2007 predictions

I’m not one for predictions, mostly because everyone else does them and I’m not necessarily an analyst. But I thought I would spit out what’s on my mind. And no, I’ll refrain from the obvious and take some more ballsy moves.

1. Efficiency is the name of the game with technology, not only in business but in criminality as well. Think of all the scams and attacks that have been performed for decades (plagiarism, fraud, identity theft, data theft, credit card skimming, phone phreaking, spam/junk mail, music/movie bootlegging/copying…). If there are some out there still untapped as a technological attack, they will start getting tapped. As phones and VoIP converge and cross international lines, so to will we start to feel the return of phone scams and telemarketers as call prices plummet and laws are unable to cross borders.

2. Several people made headlines this year, and maybe you could say they broke out. HDM, LMH, Jeremiah Grossman, and RSnake are the memorable names. The first two are pushing fuzzing; the latter two are abusing web attacks. That foursome and their lesser-known buddies and pals are the nucleus of active white hat hacking and disclosure. None of them are done yet, and I think 2007 will see a lot more activity and revelations from all four. What ports do people open on firewalls? BitTorrent and P2P. Fuzz those apps and we might find another worm for home systems.

3. With the widespread dismissal at how potentially dangerous wireless driver attacks can be, I still expect to see this minorly erupt. Granted, we won’t see huge wormable activity, but damn is it nice that drivers are rarely updated and they are insecure still. I expect more news here and maybe a few landmark incidents in the wild. I wouldn’t be surprised if governments and corporations are not already abusing this front in more targeted attacks.

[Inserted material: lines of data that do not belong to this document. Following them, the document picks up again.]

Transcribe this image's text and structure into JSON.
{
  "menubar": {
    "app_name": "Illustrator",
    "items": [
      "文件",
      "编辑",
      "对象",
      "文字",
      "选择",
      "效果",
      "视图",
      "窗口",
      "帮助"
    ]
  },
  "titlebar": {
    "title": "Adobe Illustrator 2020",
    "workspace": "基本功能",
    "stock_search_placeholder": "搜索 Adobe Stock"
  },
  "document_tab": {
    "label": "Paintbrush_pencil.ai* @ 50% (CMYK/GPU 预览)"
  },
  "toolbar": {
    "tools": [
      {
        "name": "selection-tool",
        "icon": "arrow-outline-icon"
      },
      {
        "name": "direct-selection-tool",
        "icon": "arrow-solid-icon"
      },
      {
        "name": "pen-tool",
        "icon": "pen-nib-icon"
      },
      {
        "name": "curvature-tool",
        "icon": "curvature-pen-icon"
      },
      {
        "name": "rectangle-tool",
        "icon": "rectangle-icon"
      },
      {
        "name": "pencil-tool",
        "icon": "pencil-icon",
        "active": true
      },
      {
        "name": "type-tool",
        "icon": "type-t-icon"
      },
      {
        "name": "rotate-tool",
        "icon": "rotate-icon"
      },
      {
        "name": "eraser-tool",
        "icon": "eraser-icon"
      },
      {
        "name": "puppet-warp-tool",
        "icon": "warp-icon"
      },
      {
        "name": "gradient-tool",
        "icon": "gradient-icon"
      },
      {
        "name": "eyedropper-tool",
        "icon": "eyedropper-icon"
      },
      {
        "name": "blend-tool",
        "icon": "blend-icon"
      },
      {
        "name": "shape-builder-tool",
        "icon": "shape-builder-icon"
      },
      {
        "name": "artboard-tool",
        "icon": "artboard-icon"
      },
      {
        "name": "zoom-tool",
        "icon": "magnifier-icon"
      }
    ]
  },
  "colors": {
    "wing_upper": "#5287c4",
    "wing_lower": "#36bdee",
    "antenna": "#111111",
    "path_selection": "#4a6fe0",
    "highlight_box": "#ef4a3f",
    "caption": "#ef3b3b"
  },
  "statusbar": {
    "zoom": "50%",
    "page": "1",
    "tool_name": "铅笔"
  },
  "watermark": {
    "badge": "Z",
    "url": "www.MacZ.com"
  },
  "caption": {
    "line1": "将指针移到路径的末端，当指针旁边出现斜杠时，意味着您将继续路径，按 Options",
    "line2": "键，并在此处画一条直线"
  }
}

4. You can’t predict something in 2007 without thinking about botnets. Nothing scales better right now in the threat landscape than botnets. From DDoS to extrortion to DNS attacks to just taking your 20,000 infected hosts and stealing host information; It’s going to be worth money to someone. I expect these to get more sophisticated as botherders realize the true power they have. I wouldn’t be surprised to see some of the compromised systems get special attention as a stepping-stone into behind-the-firewall recon and attacks. A .gov bot? Cha-ching! We have no real counter to botnets right now, and this war can only escalate. How about that SNMP worm that people think won’t come? Release that via the bots and you can have a lot of fucked up networks despite strong firewalls.

5. Regulations and standards will start to be questioned as data disclosures and high-profile attacks won’t go away. Just like government report cards being useless, so too will standards compliance checkmarks. Just like “Hacker Safe” meant nothing to some websites that were still full of holes, so too will “XYC 21300 compliant” mean nothing. Organizations are too different and complex and the threats too different for standards to really be effective. Mgmt won’t understand that for a few years yet. (On a similar note, as security moves into unified super-applications that try to do everything from one mgmt console, the skills of admins to understand the underlying technology and do things with free lower-level tools will become dangerously low in many organizations…maybe not in 2007, but ongoing.)

6. Lastly, da bears will finally win another Super Bowl.